In Mike Nichols’ producing debut, Annie hit Broadway at the Alvin (now Neil Simon) Theatre in April 1977 and was an instant hit. It was nominated for eleven Tonys and won seven, including the biggies: Best Musical, Best Score, Best Book. Andrea McArdle became the youngest to be nominated for a Best Actress Tony. When the show closed in 1983, it had set the record for longest-running show at the Alvin, a title it held until Hairspray—also written by Thomas Meehan—beat it in 2009.
The show spawned national and international tours, movies, and revivals, and is estimated by the New York Times to be produced 700-900 times a year to great success. What has not been successful are any attempts at sequels. Annie 2: Miss Hannigan’s Revenge, bombed in DC in 1989, and the project never made it to Broadway. In 1993, Annie Warbucks had a brief off-Broadway run. Whatever magic the original possessed is unable to be replicated, but book writer Meehan was able to replicate his success. He went on to write the books for musicals The Producers, Hairspray, and Rocky, among many others—and won three Tonys along the way.
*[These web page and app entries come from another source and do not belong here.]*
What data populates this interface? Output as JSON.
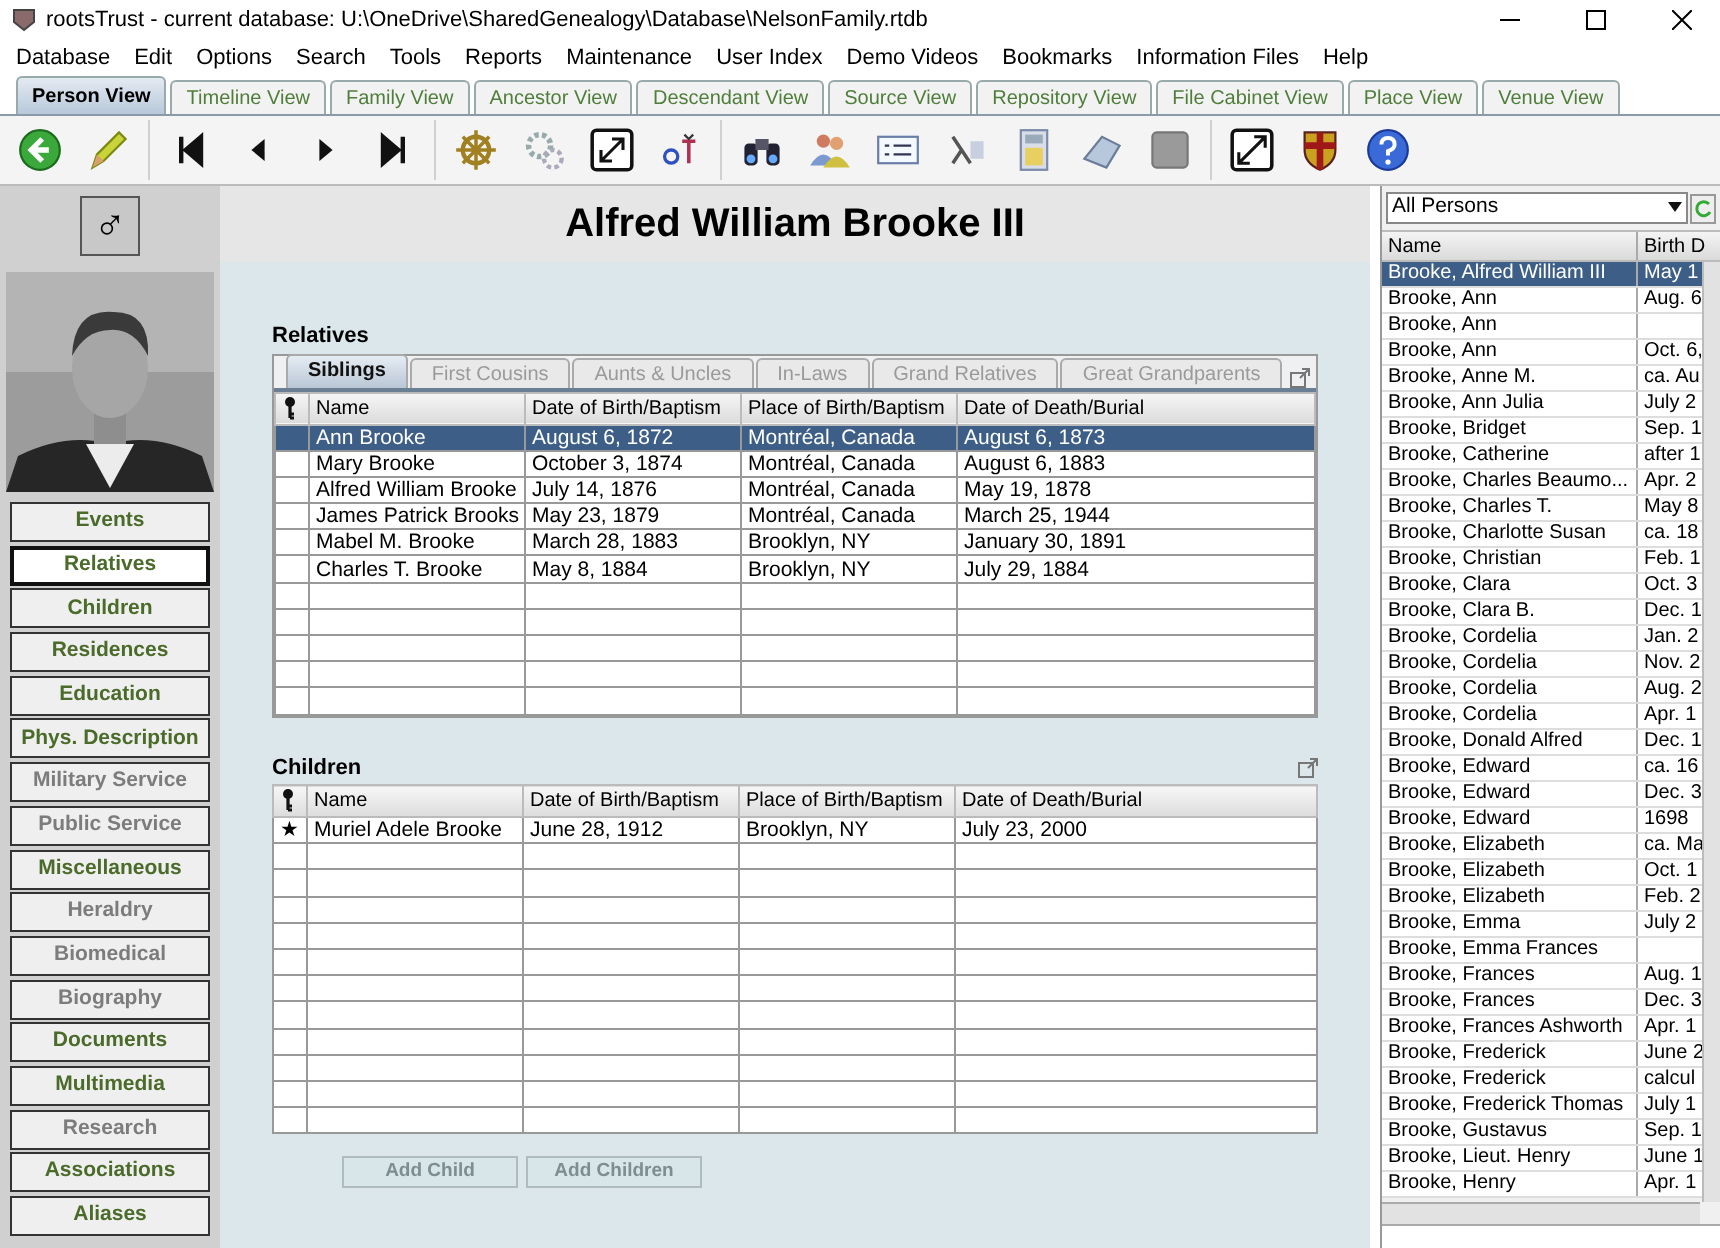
{
  "window": {
    "title": "rootsTrust - current database: U:\\OneDrive\\SharedGenealogy\\Database\\NelsonFamily.rtdb"
  },
  "menu": [
    "Database",
    "Edit",
    "Options",
    "Search",
    "Tools",
    "Reports",
    "Maintenance",
    "User Index",
    "Demo Videos",
    "Bookmarks",
    "Information Files",
    "Help"
  ],
  "view_tabs": [
    {
      "label": "Person View",
      "selected": true
    },
    {
      "label": "Timeline View",
      "selected": false
    },
    {
      "label": "Family View",
      "selected": false
    },
    {
      "label": "Ancestor View",
      "selected": false
    },
    {
      "label": "Descendant View",
      "selected": false
    },
    {
      "label": "Source View",
      "selected": false
    },
    {
      "label": "Repository View",
      "selected": false
    },
    {
      "label": "File Cabinet View",
      "selected": false
    },
    {
      "label": "Place View",
      "selected": false
    },
    {
      "label": "Venue View",
      "selected": false
    }
  ],
  "person": {
    "gender_symbol": "♂",
    "name": "Alfred William Brooke III"
  },
  "sections": [
    {
      "label": "Events",
      "selected": false,
      "has_data": true
    },
    {
      "label": "Relatives",
      "selected": true,
      "has_data": true
    },
    {
      "label": "Children",
      "selected": false,
      "has_data": true
    },
    {
      "label": "Residences",
      "selected": false,
      "has_data": true
    },
    {
      "label": "Education",
      "selected": false,
      "has_data": true
    },
    {
      "label": "Phys. Description",
      "selected": false,
      "has_data": true
    },
    {
      "label": "Military Service",
      "selected": false,
      "has_data": false
    },
    {
      "label": "Public Service",
      "selected": false,
      "has_data": false
    },
    {
      "label": "Miscellaneous",
      "selected": false,
      "has_data": true
    },
    {
      "label": "Heraldry",
      "selected": false,
      "has_data": false
    },
    {
      "label": "Biomedical",
      "selected": false,
      "has_data": false
    },
    {
      "label": "Biography",
      "selected": false,
      "has_data": false
    },
    {
      "label": "Documents",
      "selected": false,
      "has_data": true
    },
    {
      "label": "Multimedia",
      "selected": false,
      "has_data": true
    },
    {
      "label": "Research",
      "selected": false,
      "has_data": false
    },
    {
      "label": "Associations",
      "selected": false,
      "has_data": true
    },
    {
      "label": "Aliases",
      "selected": false,
      "has_data": true
    }
  ],
  "relatives": {
    "title": "Relatives",
    "tabs": [
      {
        "label": "Siblings",
        "selected": true
      },
      {
        "label": "First Cousins",
        "selected": false
      },
      {
        "label": "Aunts & Uncles",
        "selected": false
      },
      {
        "label": "In-Laws",
        "selected": false
      },
      {
        "label": "Grand Relatives",
        "selected": false
      },
      {
        "label": "Great Grandparents",
        "selected": false
      }
    ],
    "columns": [
      "Name",
      "Date of Birth/Baptism",
      "Place of Birth/Baptism",
      "Date of Death/Burial"
    ],
    "rows": [
      {
        "cells": [
          "Ann Brooke",
          "August 6, 1872",
          "Montréal, Canada",
          "August 6, 1873"
        ],
        "selected": true
      },
      {
        "cells": [
          "Mary Brooke",
          "October 3, 1874",
          "Montréal, Canada",
          "August 6, 1883"
        ],
        "selected": false
      },
      {
        "cells": [
          "Alfred William Brooke",
          "July 14, 1876",
          "Montréal, Canada",
          "May 19, 1878"
        ],
        "selected": false
      },
      {
        "cells": [
          "James Patrick Brooks",
          "May 23, 1879",
          "Montréal, Canada",
          "March 25, 1944"
        ],
        "selected": false
      },
      {
        "cells": [
          "Mabel M. Brooke",
          "March 28, 1883",
          "Brooklyn, NY",
          "January 30, 1891"
        ],
        "selected": false
      },
      {
        "cells": [
          "Charles T. Brooke",
          "May 8, 1884",
          "Brooklyn, NY",
          "July 29, 1884"
        ],
        "selected": false
      }
    ]
  },
  "children": {
    "title": "Children",
    "columns": [
      "Name",
      "Date of Birth/Baptism",
      "Place of Birth/Baptism",
      "Date of Death/Burial"
    ],
    "rows": [
      {
        "marker": "★",
        "cells": [
          "Muriel Adele Brooke",
          "June 28, 1912",
          "Brooklyn, NY",
          "July 23, 2000"
        ],
        "selected": false
      }
    ],
    "buttons": [
      {
        "label": "Add Child",
        "disabled": true
      },
      {
        "label": "Add Children",
        "disabled": true
      }
    ]
  },
  "person_list": {
    "filter": "All Persons",
    "columns": [
      "Name",
      "Birth D"
    ],
    "rows": [
      {
        "name": "Brooke, Alfred William III",
        "birth": "May 1",
        "selected": true
      },
      {
        "name": "Brooke, Ann",
        "birth": "Aug. 6",
        "selected": false
      },
      {
        "name": "Brooke, Ann",
        "birth": "",
        "selected": false
      },
      {
        "name": "Brooke, Ann",
        "birth": "Oct. 6,",
        "selected": false
      },
      {
        "name": "Brooke, Anne M.",
        "birth": "ca. Au",
        "selected": false
      },
      {
        "name": "Brooke, Ann Julia",
        "birth": "July 2",
        "selected": false
      },
      {
        "name": "Brooke, Bridget",
        "birth": "Sep. 1",
        "selected": false
      },
      {
        "name": "Brooke, Catherine",
        "birth": "after 1",
        "selected": false
      },
      {
        "name": "Brooke, Charles Beaumo...",
        "birth": "Apr. 2",
        "selected": false
      },
      {
        "name": "Brooke, Charles T.",
        "birth": "May 8",
        "selected": false
      },
      {
        "name": "Brooke, Charlotte Susan",
        "birth": "ca. 18",
        "selected": false
      },
      {
        "name": "Brooke, Christian",
        "birth": "Feb. 1",
        "selected": false
      },
      {
        "name": "Brooke, Clara",
        "birth": "Oct. 3",
        "selected": false
      },
      {
        "name": "Brooke, Clara B.",
        "birth": "Dec. 1",
        "selected": false
      },
      {
        "name": "Brooke, Cordelia",
        "birth": "Jan. 2",
        "selected": false
      },
      {
        "name": "Brooke, Cordelia",
        "birth": "Nov. 2",
        "selected": false
      },
      {
        "name": "Brooke, Cordelia",
        "birth": "Aug. 2",
        "selected": false
      },
      {
        "name": "Brooke, Cordelia",
        "birth": "Apr. 1",
        "selected": false
      },
      {
        "name": "Brooke, Donald Alfred",
        "birth": "Dec. 1",
        "selected": false
      },
      {
        "name": "Brooke, Edward",
        "birth": "ca. 16",
        "selected": false
      },
      {
        "name": "Brooke, Edward",
        "birth": "Dec. 3",
        "selected": false
      },
      {
        "name": "Brooke, Edward",
        "birth": "1698",
        "selected": false
      },
      {
        "name": "Brooke, Elizabeth",
        "birth": "ca. Ma",
        "selected": false
      },
      {
        "name": "Brooke, Elizabeth",
        "birth": "Oct. 1",
        "selected": false
      },
      {
        "name": "Brooke, Elizabeth",
        "birth": "Feb. 2",
        "selected": false
      },
      {
        "name": "Brooke, Emma",
        "birth": "July 2",
        "selected": false
      },
      {
        "name": "Brooke, Emma Frances",
        "birth": "",
        "selected": false
      },
      {
        "name": "Brooke, Frances",
        "birth": "Aug. 1",
        "selected": false
      },
      {
        "name": "Brooke, Frances",
        "birth": "Dec. 3",
        "selected": false
      },
      {
        "name": "Brooke, Frances Ashworth",
        "birth": "Apr. 1",
        "selected": false
      },
      {
        "name": "Brooke, Frederick",
        "birth": "June 2",
        "selected": false
      },
      {
        "name": "Brooke, Frederick",
        "birth": "calcul",
        "selected": false
      },
      {
        "name": "Brooke, Frederick Thomas",
        "birth": "July 1",
        "selected": false
      },
      {
        "name": "Brooke, Gustavus",
        "birth": "Sep. 1",
        "selected": false
      },
      {
        "name": "Brooke, Lieut. Henry",
        "birth": "June 1",
        "selected": false
      },
      {
        "name": "Brooke, Henry",
        "birth": "Apr. 1",
        "selected": false
      }
    ]
  }
}
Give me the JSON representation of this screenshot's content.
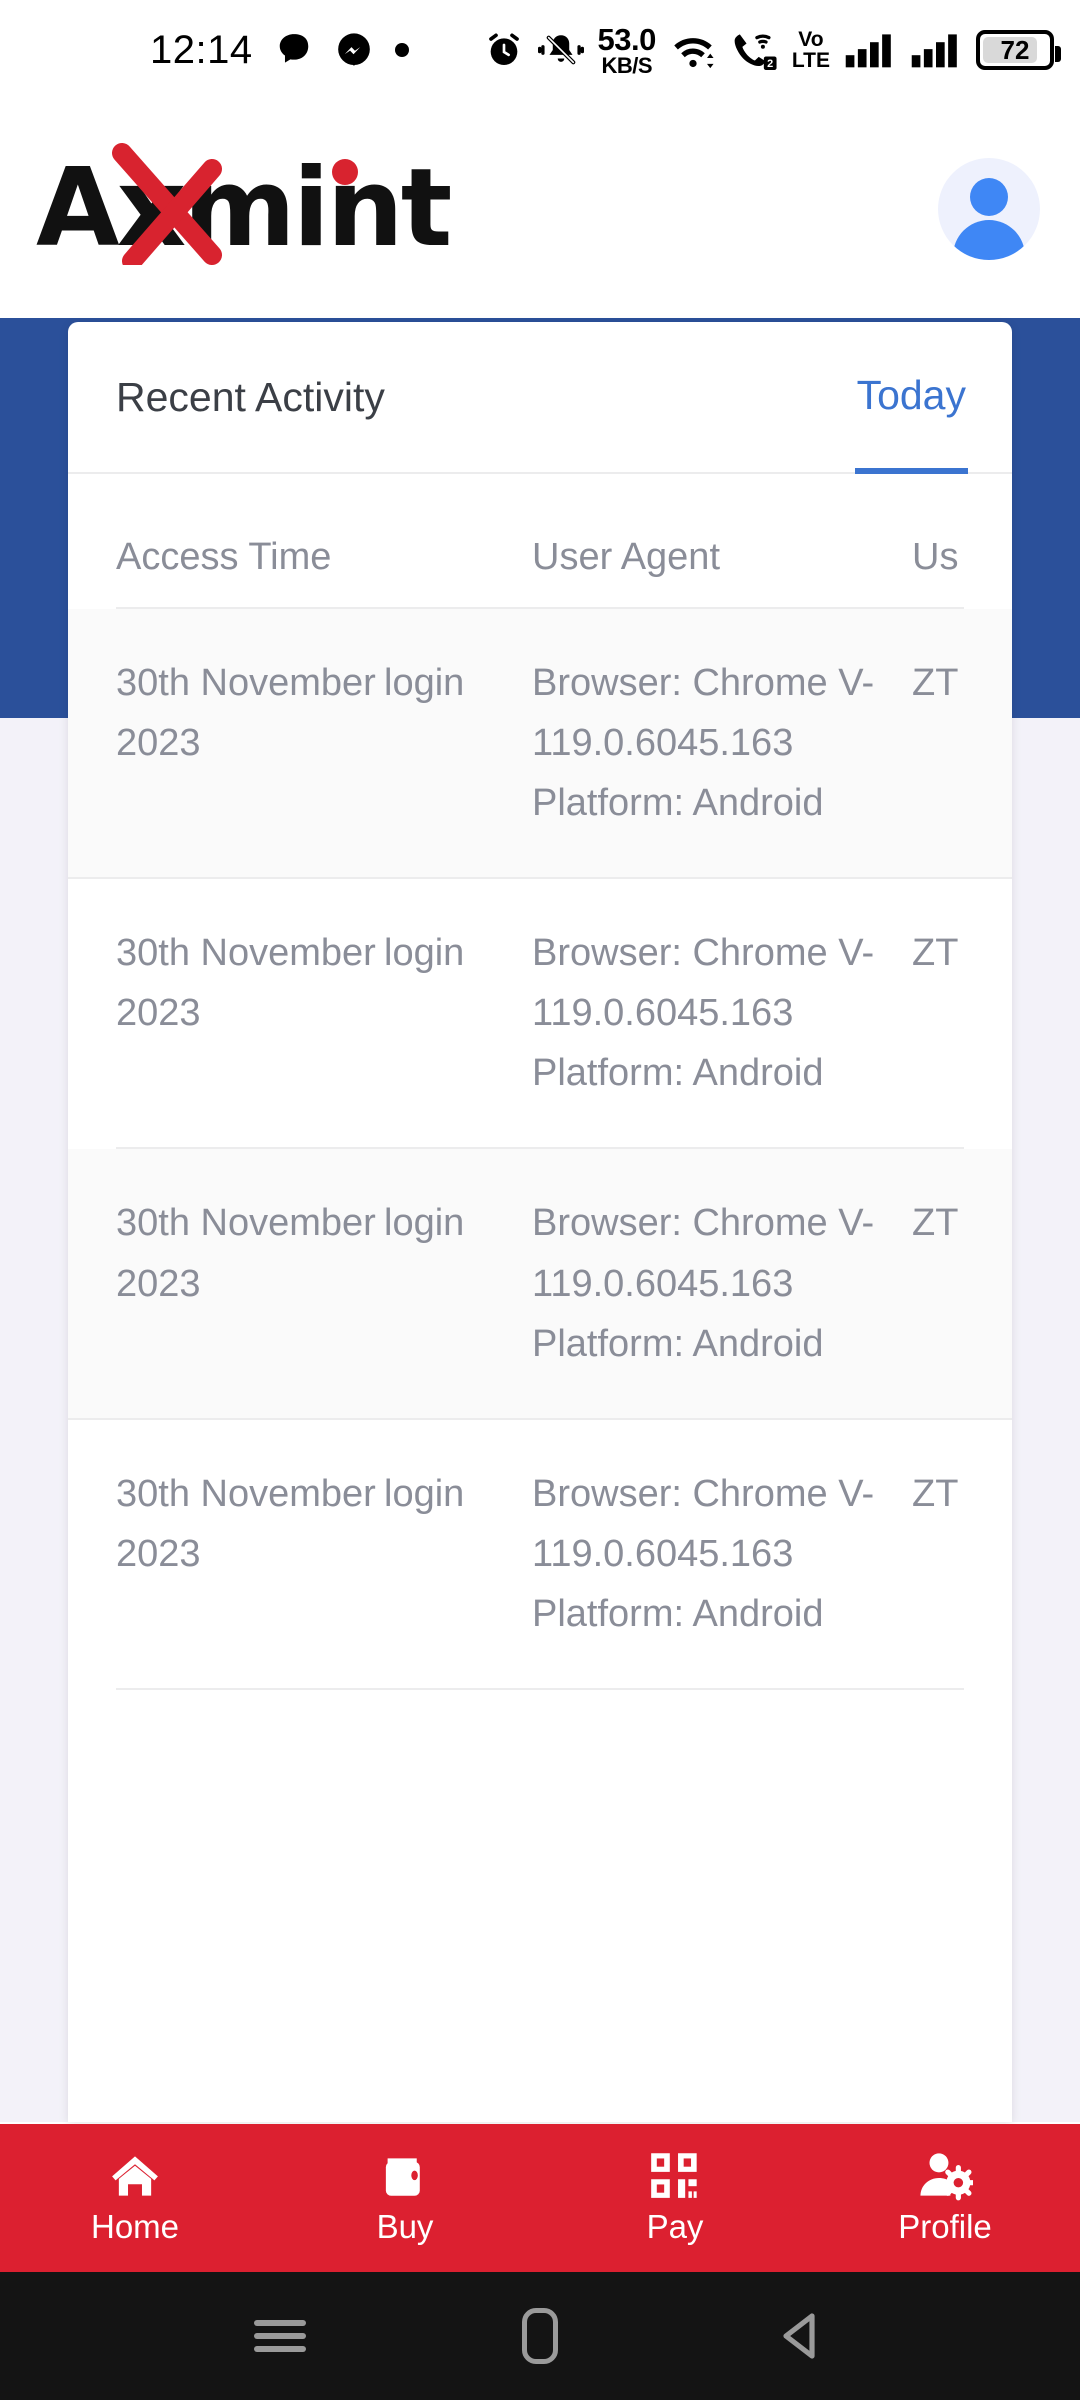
{
  "statusbar": {
    "time": "12:14",
    "left_icons": [
      "chat-bubble-icon",
      "messenger-icon",
      "dot-icon"
    ],
    "network_speed_value": "53.0",
    "network_speed_unit": "KB/S",
    "volte_line1": "Vo",
    "volte_line2": "LTE",
    "sim_badge": "2",
    "battery_percent": "72",
    "right_icons": [
      "alarm-icon",
      "bell-muted-icon",
      "wifi-icon",
      "wifi-calling-icon",
      "volte-icon",
      "signal-icon",
      "signal-icon",
      "battery-icon"
    ]
  },
  "appbar": {
    "logo_text": "Axmint",
    "logo_accent_color": "#d8232f",
    "avatar_icon": "user-avatar-icon"
  },
  "card": {
    "title": "Recent Activity",
    "tab_label": "Today",
    "accent_color": "#3b74d0",
    "table": {
      "columns": [
        "Access Time",
        "",
        "User Agent",
        "Us"
      ],
      "rows": [
        {
          "time": "30th November 2023",
          "action": "login",
          "agent": "Browser: Chrome V-119.0.6045.163 Platform: Android",
          "user": "ZT"
        },
        {
          "time": "30th November 2023",
          "action": "login",
          "agent": "Browser: Chrome V-119.0.6045.163 Platform: Android",
          "user": "ZT"
        },
        {
          "time": "30th November 2023",
          "action": "login",
          "agent": "Browser: Chrome V-119.0.6045.163 Platform: Android",
          "user": "ZT"
        },
        {
          "time": "30th November 2023",
          "action": "login",
          "agent": "Browser: Chrome V-119.0.6045.163 Platform: Android",
          "user": "ZT"
        }
      ]
    }
  },
  "bottomnav": {
    "background_color": "#DC2030",
    "items": [
      {
        "label": "Home",
        "icon": "home-icon"
      },
      {
        "label": "Buy",
        "icon": "wallet-icon"
      },
      {
        "label": "Pay",
        "icon": "qr-code-icon"
      },
      {
        "label": "Profile",
        "icon": "user-gear-icon"
      }
    ]
  },
  "androidnav": {
    "items": [
      "recents-icon",
      "home-icon",
      "back-icon"
    ]
  },
  "theme": {
    "blue_band": "#2B509A",
    "page_bg": "#F3F2F9",
    "text_muted": "#8a8d98"
  }
}
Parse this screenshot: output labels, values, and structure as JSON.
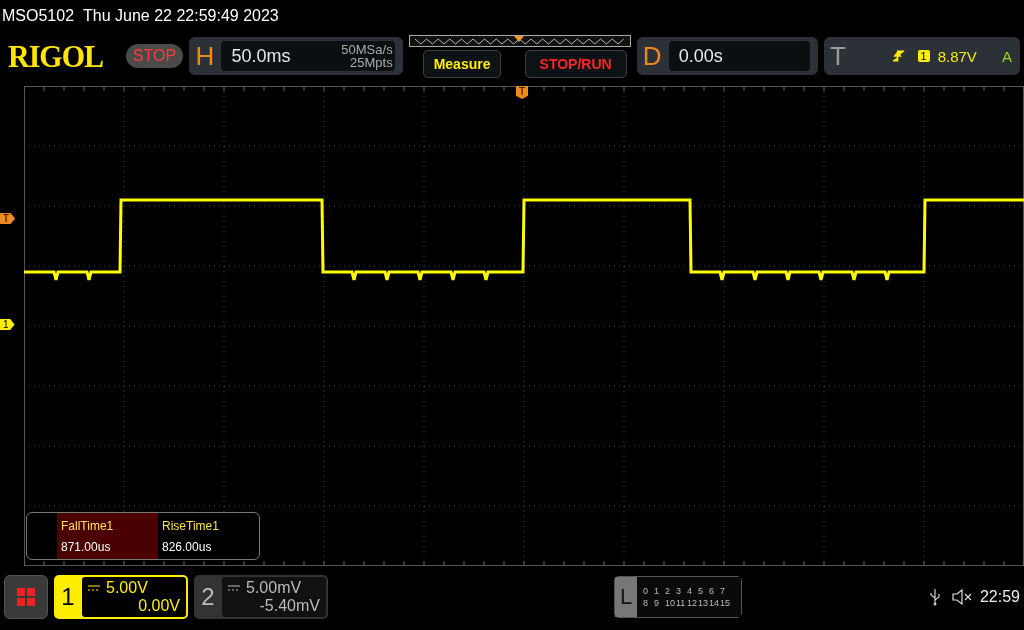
{
  "status_bar": {
    "model": "MSO5102",
    "datetime": "Thu June 22 22:59:49 2023"
  },
  "toolbar": {
    "logo": "RIGOL",
    "run_state": "STOP",
    "horizontal": {
      "label": "H",
      "timebase": "50.0ms",
      "sample_rate": "50MSa/s",
      "memory_depth": "25Mpts"
    },
    "buttons": [
      {
        "label": "Measure",
        "kind": "measure"
      },
      {
        "label": "STOP/RUN",
        "kind": "stoprun"
      }
    ],
    "delay": {
      "label": "D",
      "value": "0.00s"
    },
    "trigger": {
      "label": "T",
      "source": "1",
      "trigger_level": "8.87V",
      "mode": "A"
    }
  },
  "display": {
    "trigger_marker": "T",
    "channel_marker": "1",
    "trigger_position_marker": "T"
  },
  "measurements": [
    {
      "name": "FallTime1",
      "value": "871.00us",
      "selected": true
    },
    {
      "name": "RiseTime1",
      "value": "826.00us",
      "selected": false
    }
  ],
  "channels": [
    {
      "number": "1",
      "scale": "5.00V",
      "offset": "0.00V",
      "selected": true
    },
    {
      "number": "2",
      "scale": "5.00mV",
      "offset": "-5.40mV",
      "selected": false
    }
  ],
  "logic": {
    "label": "L",
    "rows": [
      [
        "0",
        "1",
        "2",
        "3",
        "4",
        "5",
        "6",
        "7"
      ],
      [
        "8",
        "9",
        "10",
        "11",
        "12",
        "13",
        "14",
        "15"
      ]
    ]
  },
  "system": {
    "time": "22:59",
    "muted": true
  }
}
What they said: “To dislike the new musical Annie would be tantamount to disliking motherhood, peanut butter, friendly mongrel dogs and nostalgia.”—Clive Barnes, the New York Times, 1977
Annie runs from June 8-24 at the Lancaster Opera House (lancopera.org, 852-2600).
Opening this month:
Irish Classical Theatre Company presents Lady Windemere’s Fan June 1–24 (irishclassicaltheatre.com, 853-4282).
Love Never Dies runs June 5–10 at Shea’s (sheas.org, 847-0850).
Slut opens at Subversive Theatre Collective June 21 (subversivetheatre.org, 408-0499).
Shakespeare in Delaware Park opens King Lear on June 21 (shakespeareindelawarepark.org, 856-4533).
Also playing (in order of closing):
Stellaluna closes at Theatre of Youth on June 3 (theatreofyouth.org, 884-4400).